Stop-work orders

Ensure workers don't end up paying the price

After the recent spate of accidents in the construction sector, the announcement by Minister of State for Manpower Sam Tan is a welcome move ("Stiffer penalties for workplace safety lapses"; last Friday).

There is one problem, though, with the use of a three-week stop-work order (instead of the previous two weeks) on errant firms.

An extra week of halted work may cost these firms "tens of thousands in salaries paid", but, as with any stop-work order, it may also result in lost income for the workers, who are the innocent parties in such cases.

Under the Employment of Foreign Manpower regulations, employers are under obligation to pay their workers their basic salaries, even when they are not working.

Unfortunately, migrant workers employed in the construction sector normally have low basic salaries and rely heavily on overtime work to compensate for that.

For example, a worker paid $3 an hour should receive about $528 in a four-week month. But, if he works the whole of the legal overtime permitted under the Employment Act and is duly paid for that, he will stand to earn a further $324.

An extra week of halted work may cost these firms "tens of thousands in salaries paid", but, as with any stop-work order, it may also result in lost income for the workers, who are the innocent parties in such cases.

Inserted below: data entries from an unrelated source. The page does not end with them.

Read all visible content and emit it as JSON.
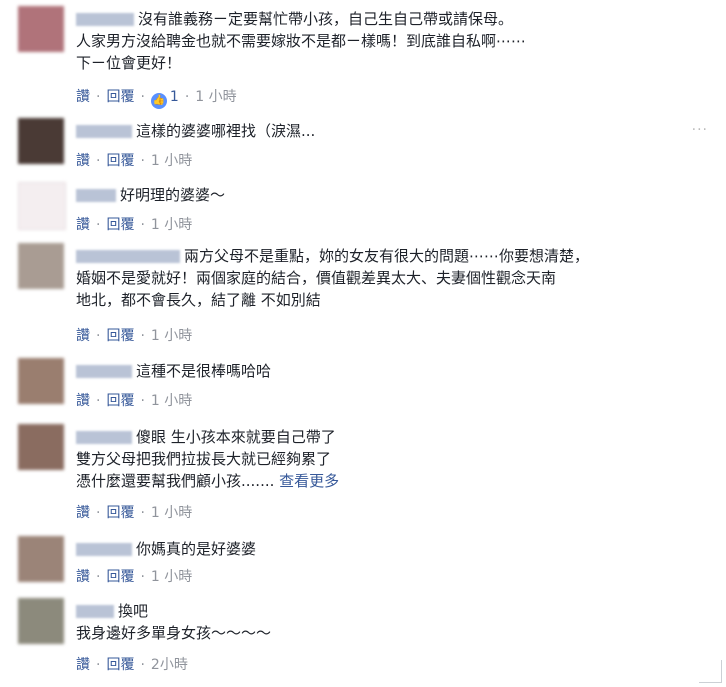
{
  "comments": [
    {
      "lines": [
        "沒有誰義務ㄧ定要幫忙帶小孩，自己生自己帶或請保母。",
        "人家男方沒給聘金也就不需要嫁妝不是都ㄧ樣嗎！到底誰自私啊⋯⋯",
        "下ㄧ位會更好！"
      ],
      "like": "讚",
      "reply": "回覆",
      "reactions": "1",
      "time": "1 小時"
    },
    {
      "lines": [
        "這樣的婆婆哪裡找（淚濕..."
      ],
      "like": "讚",
      "reply": "回覆",
      "time": "1 小時"
    },
    {
      "lines": [
        "好明理的婆婆～"
      ],
      "like": "讚",
      "reply": "回覆",
      "time": "1 小時"
    },
    {
      "lines": [
        "兩方父母不是重點，妳的女友有很大的問題⋯⋯你要想清楚，",
        "婚姻不是愛就好！兩個家庭的結合，價值觀差異太大、夫妻個性觀念天南",
        "地北，都不會長久，結了離 不如別結"
      ],
      "like": "讚",
      "reply": "回覆",
      "time": "1 小時"
    },
    {
      "lines": [
        "這種不是很棒嗎哈哈"
      ],
      "like": "讚",
      "reply": "回覆",
      "time": "1 小時"
    },
    {
      "lines": [
        "傻眼 生小孩本來就要自己帶了",
        "雙方父母把我們拉拔長大就已經夠累了",
        "憑什麼還要幫我們顧小孩......."
      ],
      "more": "查看更多",
      "like": "讚",
      "reply": "回覆",
      "time": "1 小時"
    },
    {
      "lines": [
        "你媽真的是好婆婆"
      ],
      "like": "讚",
      "reply": "回覆",
      "time": "1 小時"
    },
    {
      "lines": [
        "換吧",
        "我身邊好多單身女孩～～～～"
      ],
      "like": "讚",
      "reply": "回覆",
      "time": "2小時"
    }
  ],
  "dots": "···",
  "colors": {
    "link": "#365899",
    "meta": "#90949c",
    "reaction": "#5890ff"
  }
}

He will lose a quarter of that for each week of a stop-work order.

Shouldn't errant employers be obliged to pay workers not only their basic pay, but also their expected pay, based on their normal levels of overtime work and payment?

That will be fairer to workers and will be an additional disincentive to employers who do not take the safety of workers seriously enough.

Otherwise, further steps to enhance safety would be to increase the number of unannounced inspections of worksites, and for there to be a union-backed safety officer on every worksite who can intervene, with the full support of his union, whenever he observes a safety violation, whether to chide a negligent worker or to press an employer to act responsibly.

John Gee

Chairman

Research Sub-Committee

Transient Workers Count Too

A version of this article appeared in the print edition of The Straits Times on May 19, 2016, with the headline 'Ensure workers don't end up paying the price'. Print Edition | Subscribe